PROBLEM DETAILS: Below are the records; print them again exactly and omit the pictures.

SUPPLIED INFORMATION:
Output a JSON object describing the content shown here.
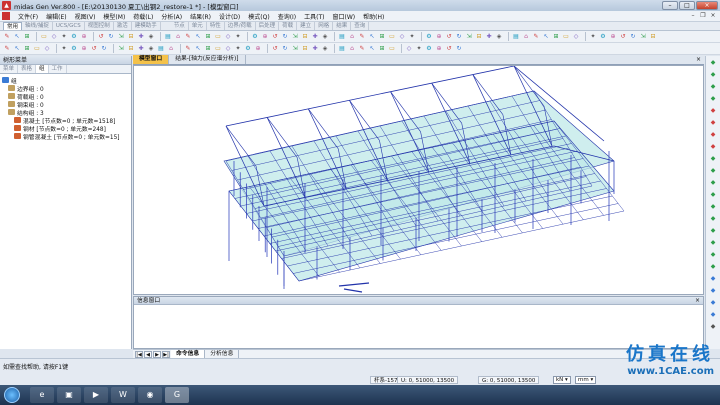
{
  "window": {
    "title": "midas Gen Ver.800 - [E:\\20130130 夏工\\出钢2_restore-1 *] - [模型窗口]"
  },
  "menu": {
    "items": [
      "文件(F)",
      "编辑(E)",
      "视图(V)",
      "模型(M)",
      "荷载(L)",
      "分析(A)",
      "结果(R)",
      "设计(D)",
      "模式(Q)",
      "查询(I)",
      "工具(T)",
      "窗口(W)",
      "帮助(H)"
    ]
  },
  "ribbon_tabs": [
    "常用",
    "轴线/捕捉",
    "UCS/GCS",
    "视图控制",
    "激活",
    "建模助手",
    "节点",
    "单元",
    "特性",
    "边界/荷载",
    "后处理",
    "荷载",
    "建立",
    "网格",
    "结果",
    "查询"
  ],
  "ribbon_active": "常用",
  "left_panel": {
    "title": "树形菜单",
    "tabs": [
      "菜单",
      "表格",
      "组",
      "工作"
    ],
    "active_tab": "组",
    "tree": [
      {
        "label": "组",
        "level": 0,
        "color": "#3a7bd5"
      },
      {
        "label": "边界组 : 0",
        "level": 1,
        "color": "#c0a060"
      },
      {
        "label": "荷载组 : 0",
        "level": 1,
        "color": "#c0a060"
      },
      {
        "label": "钢束组 : 0",
        "level": 1,
        "color": "#c0a060"
      },
      {
        "label": "结构组 : 3",
        "level": 1,
        "color": "#c0a060"
      },
      {
        "label": "混凝土 [节点数=0 ; 单元数=1518]",
        "level": 2,
        "color": "#d06030"
      },
      {
        "label": "钢材 [节点数=0 ; 单元数=248]",
        "level": 2,
        "color": "#d06030"
      },
      {
        "label": "钢管混凝土 [节点数=0 ; 单元数=15]",
        "level": 2,
        "color": "#d06030"
      }
    ]
  },
  "view_tabs": [
    "模型窗口",
    "结果-[轴力(反应谱分析)]"
  ],
  "view_active": "模型窗口",
  "info_window": {
    "title": "信息窗口"
  },
  "info_tabs": [
    "命令信息",
    "分析信息"
  ],
  "info_active": "命令信息",
  "status": {
    "help": "如需查找帮助, 请按F1键",
    "node": "杆系-1579",
    "u": "U: 0, 51000, 13500",
    "g": "G: 0, 51000, 13500",
    "force_unit": "kN",
    "length_unit": "mm"
  },
  "colors": {
    "frame": "#2233aa",
    "slab": "#bfe8e8",
    "column": "#3b4cc0"
  },
  "watermark": {
    "cn": "仿真在线",
    "url": "www.1CAE.com"
  }
}
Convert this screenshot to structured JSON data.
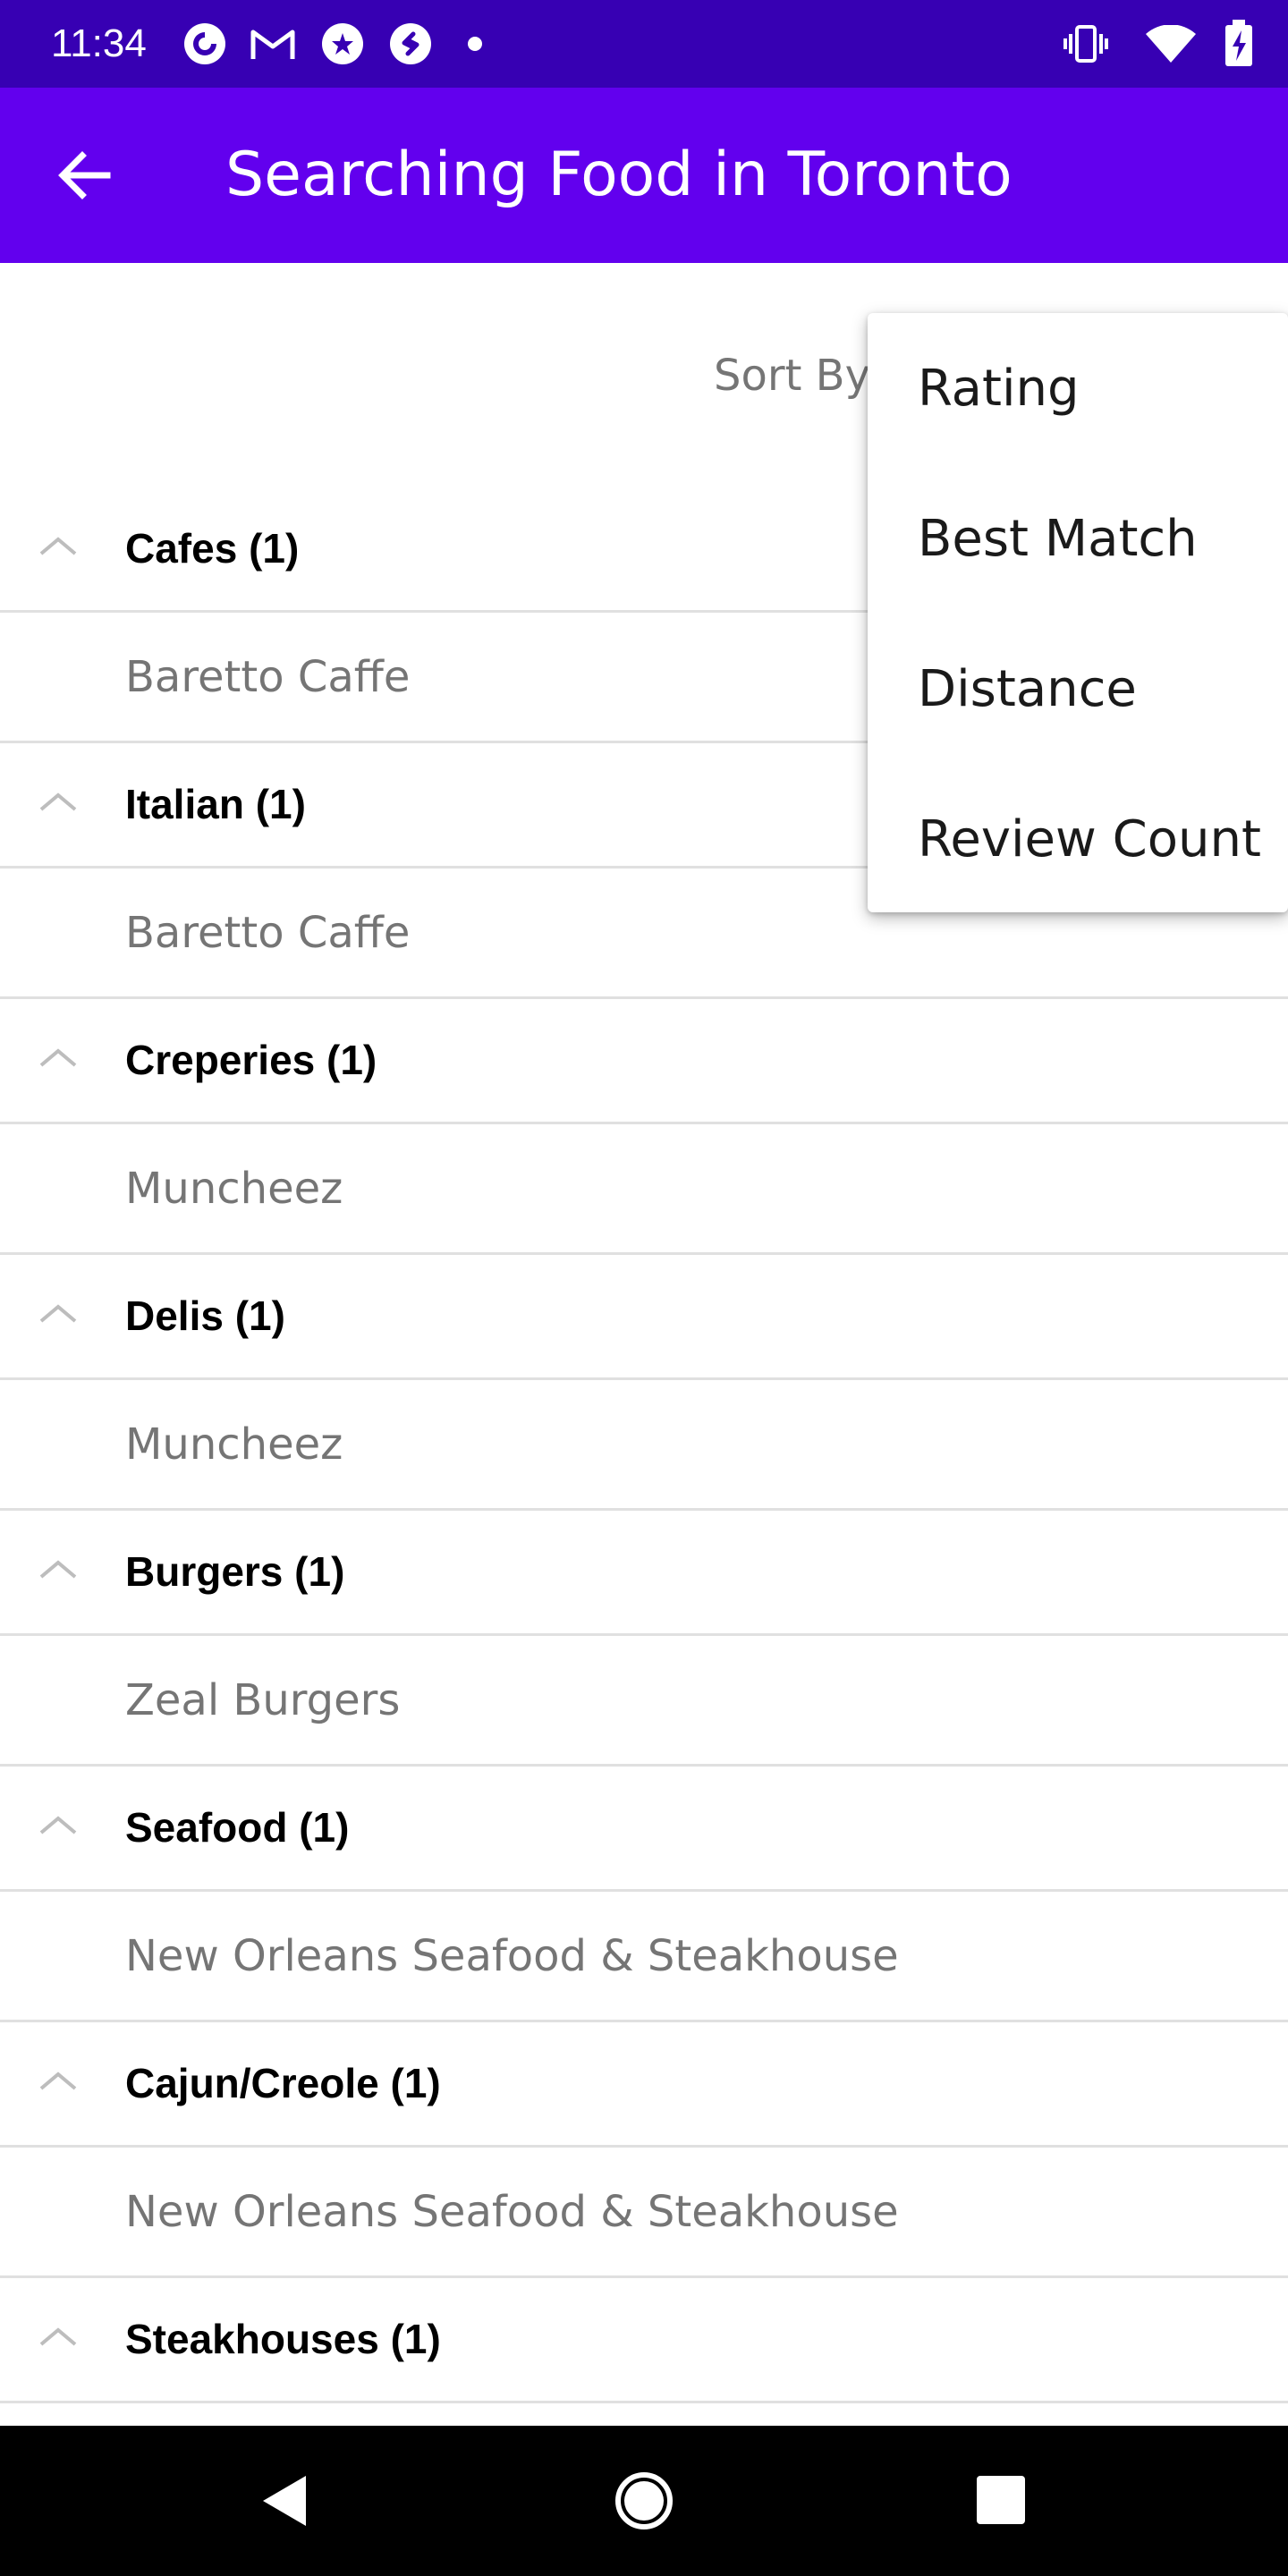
{
  "status_bar": {
    "time": "11:34",
    "left_icons": [
      "pocket-casts-icon",
      "gmail-icon",
      "star-notification-icon",
      "shazam-icon",
      "dot-icon"
    ],
    "right_icons": [
      "vibrate-icon",
      "wifi-icon",
      "battery-charging-icon"
    ]
  },
  "app_bar": {
    "back_icon": "arrow-back-icon",
    "title": "Searching Food in Toronto"
  },
  "sort": {
    "label": "Sort By:"
  },
  "sort_menu": {
    "options": [
      "Rating",
      "Best Match",
      "Distance",
      "Review Count"
    ]
  },
  "groups": [
    {
      "title": "Cafes (1)",
      "items": [
        "Baretto Caffe"
      ]
    },
    {
      "title": "Italian (1)",
      "items": [
        "Baretto Caffe"
      ]
    },
    {
      "title": "Creperies (1)",
      "items": [
        "Muncheez"
      ]
    },
    {
      "title": "Delis (1)",
      "items": [
        "Muncheez"
      ]
    },
    {
      "title": "Burgers (1)",
      "items": [
        "Zeal Burgers"
      ]
    },
    {
      "title": "Seafood (1)",
      "items": [
        "New Orleans Seafood & Steakhouse"
      ]
    },
    {
      "title": "Cajun/Creole (1)",
      "items": [
        "New Orleans Seafood & Steakhouse"
      ]
    },
    {
      "title": "Steakhouses (1)",
      "items": []
    }
  ],
  "colors": {
    "status_bar": "#3700b3",
    "app_bar": "#6200ee",
    "item_text": "#757575",
    "divider": "#e0e0e0"
  },
  "nav_bar": {
    "buttons": [
      "back-triangle-icon",
      "home-circle-icon",
      "recents-square-icon"
    ]
  }
}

RESPONSE AREA:
Output a JSON object describing the content shown here.
{
  "window": {
    "title": "midas Gen Ver.800 - [E:\\20130130 夏工\\出钢2_restore-1 *] - [模型窗口]"
  },
  "menu": {
    "items": [
      "文件(F)",
      "编辑(E)",
      "视图(V)",
      "模型(M)",
      "荷载(L)",
      "分析(A)",
      "结果(R)",
      "设计(D)",
      "模式(Q)",
      "查询(I)",
      "工具(T)",
      "窗口(W)",
      "帮助(H)"
    ]
  },
  "ribbon_tabs": [
    "常用",
    "轴线/捕捉",
    "UCS/GCS",
    "视图控制",
    "激活",
    "建模助手",
    "节点",
    "单元",
    "特性",
    "边界/荷载",
    "后处理",
    "荷载",
    "建立",
    "网格",
    "结果",
    "查询"
  ],
  "ribbon_active": "常用",
  "left_panel": {
    "title": "树形菜单",
    "tabs": [
      "菜单",
      "表格",
      "组",
      "工作"
    ],
    "active_tab": "组",
    "tree": [
      {
        "label": "组",
        "level": 0,
        "color": "#3a7bd5"
      },
      {
        "label": "边界组 : 0",
        "level": 1,
        "color": "#c0a060"
      },
      {
        "label": "荷载组 : 0",
        "level": 1,
        "color": "#c0a060"
      },
      {
        "label": "钢束组 : 0",
        "level": 1,
        "color": "#c0a060"
      },
      {
        "label": "结构组 : 3",
        "level": 1,
        "color": "#c0a060"
      },
      {
        "label": "混凝土 [节点数=0 ; 单元数=1518]",
        "level": 2,
        "color": "#d06030"
      },
      {
        "label": "钢材 [节点数=0 ; 单元数=248]",
        "level": 2,
        "color": "#d06030"
      },
      {
        "label": "钢管混凝土 [节点数=0 ; 单元数=15]",
        "level": 2,
        "color": "#d06030"
      }
    ]
  },
  "view_tabs": [
    "模型窗口",
    "结果-[轴力(反应谱分析)]"
  ],
  "view_active": "模型窗口",
  "info_window": {
    "title": "信息窗口"
  },
  "info_tabs": [
    "命令信息",
    "分析信息"
  ],
  "info_active": "命令信息",
  "status": {
    "help": "如需查找帮助, 请按F1键",
    "node": "杆系-1579",
    "u": "U: 0, 51000, 13500",
    "g": "G: 0, 51000, 13500",
    "force_unit": "kN",
    "length_unit": "mm"
  },
  "colors": {
    "frame": "#2233aa",
    "slab": "#bfe8e8",
    "column": "#3b4cc0"
  },
  "watermark": {
    "cn": "仿真在线",
    "url": "www.1CAE.com"
  }
}
Convert this screenshot to structured JSON data.
{
  "status_bar": {
    "time": "11:34",
    "left_icons": [
      "pocket-casts-icon",
      "gmail-icon",
      "star-notification-icon",
      "shazam-icon",
      "dot-icon"
    ],
    "right_icons": [
      "vibrate-icon",
      "wifi-icon",
      "battery-charging-icon"
    ]
  },
  "app_bar": {
    "back_icon": "arrow-back-icon",
    "title": "Searching Food in Toronto"
  },
  "sort": {
    "label": "Sort By:"
  },
  "sort_menu": {
    "options": [
      "Rating",
      "Best Match",
      "Distance",
      "Review Count"
    ]
  },
  "groups": [
    {
      "title": "Cafes (1)",
      "items": [
        "Baretto Caffe"
      ]
    },
    {
      "title": "Italian (1)",
      "items": [
        "Baretto Caffe"
      ]
    },
    {
      "title": "Creperies (1)",
      "items": [
        "Muncheez"
      ]
    },
    {
      "title": "Delis (1)",
      "items": [
        "Muncheez"
      ]
    },
    {
      "title": "Burgers (1)",
      "items": [
        "Zeal Burgers"
      ]
    },
    {
      "title": "Seafood (1)",
      "items": [
        "New Orleans Seafood & Steakhouse"
      ]
    },
    {
      "title": "Cajun/Creole (1)",
      "items": [
        "New Orleans Seafood & Steakhouse"
      ]
    },
    {
      "title": "Steakhouses (1)",
      "items": []
    }
  ],
  "colors": {
    "status_bar": "#3700b3",
    "app_bar": "#6200ee",
    "item_text": "#757575",
    "divider": "#e0e0e0"
  },
  "nav_bar": {
    "buttons": [
      "back-triangle-icon",
      "home-circle-icon",
      "recents-square-icon"
    ]
  }
}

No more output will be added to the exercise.